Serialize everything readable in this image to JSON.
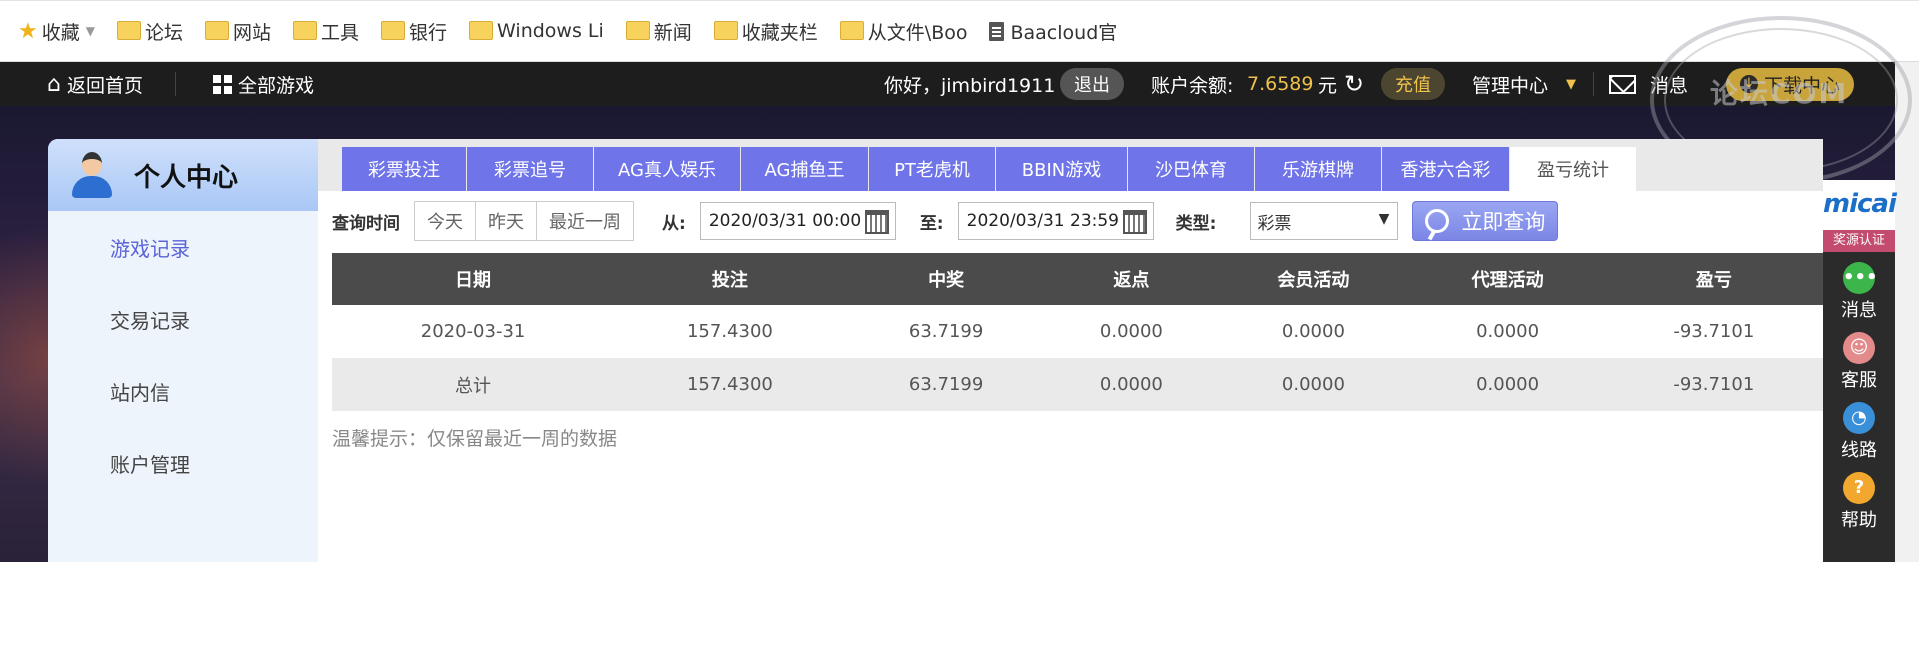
{
  "bookmarks": [
    {
      "label": "收藏",
      "type": "star"
    },
    {
      "label": "论坛",
      "type": "folder"
    },
    {
      "label": "网站",
      "type": "folder"
    },
    {
      "label": "工具",
      "type": "folder"
    },
    {
      "label": "银行",
      "type": "folder"
    },
    {
      "label": "Windows Li",
      "type": "folder"
    },
    {
      "label": "新闻",
      "type": "folder"
    },
    {
      "label": "收藏夹栏",
      "type": "folder"
    },
    {
      "label": "从文件\\Boo",
      "type": "folder"
    },
    {
      "label": "Baacloud官",
      "type": "page"
    }
  ],
  "topnav": {
    "home": "返回首页",
    "games": "全部游戏",
    "hello": "你好，jimbird1911",
    "logout": "退出",
    "balance_label": "账户余额:",
    "balance": "7.6589",
    "currency": "元",
    "recharge": "充值",
    "admin": "管理中心",
    "message": "消息",
    "download": "下载中心"
  },
  "left_panel": {
    "title": "个人中心",
    "items": [
      "游戏记录",
      "交易记录",
      "站内信",
      "账户管理"
    ],
    "active_index": 0
  },
  "tabs": [
    "彩票投注",
    "彩票追号",
    "AG真人娱乐",
    "AG捕鱼王",
    "PT老虎机",
    "BBIN游戏",
    "沙巴体育",
    "乐游棋牌",
    "香港六合彩",
    "盈亏统计"
  ],
  "query": {
    "label": "查询时间",
    "quick": [
      "今天",
      "昨天",
      "最近一周"
    ],
    "from_label": "从:",
    "from_value": "2020/03/31 00:00",
    "to_label": "至:",
    "to_value": "2020/03/31 23:59",
    "type_label": "类型:",
    "type_value": "彩票",
    "search_button": "立即查询"
  },
  "table": {
    "headers": [
      "日期",
      "投注",
      "中奖",
      "返点",
      "会员活动",
      "代理活动",
      "盈亏"
    ],
    "rows": [
      [
        "2020-03-31",
        "157.4300",
        "63.7199",
        "0.0000",
        "0.0000",
        "0.0000",
        "-93.7101"
      ]
    ],
    "total": [
      "总计",
      "157.4300",
      "63.7199",
      "0.0000",
      "0.0000",
      "0.0000",
      "-93.7101"
    ]
  },
  "tip": "温馨提示：仅保留最近一周的数据",
  "sidebar": {
    "logo": "micai",
    "badge": "奖源认证",
    "items": [
      {
        "label": "消息",
        "icon": "chat-icon",
        "color": "#3cb54a"
      },
      {
        "label": "客服",
        "icon": "support-icon",
        "color": "#e38b8b"
      },
      {
        "label": "线路",
        "icon": "speedometer-icon",
        "color": "#3a8fd9"
      },
      {
        "label": "帮助",
        "icon": "help-icon",
        "color": "#f2a72e"
      }
    ]
  },
  "watermark": "论坛COM",
  "colors": {
    "tab_bg": "#6f74e8",
    "balance": "#f0c14b",
    "active_menu": "#5a64d8"
  }
}
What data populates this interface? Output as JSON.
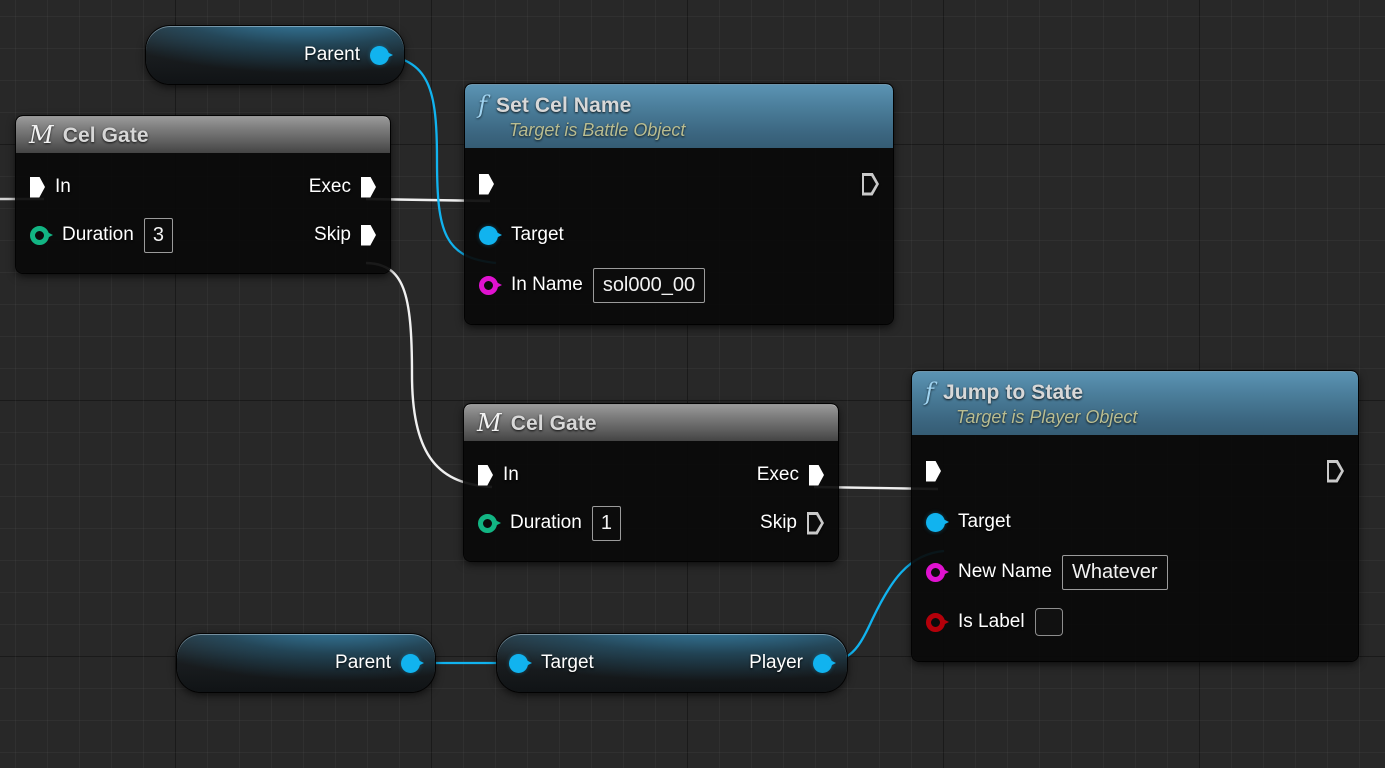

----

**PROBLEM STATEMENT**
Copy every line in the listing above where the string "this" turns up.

**EXERCISE RESULT**
Serialize everything readable in this image to JSON.
What data populates this interface? Output as JSON.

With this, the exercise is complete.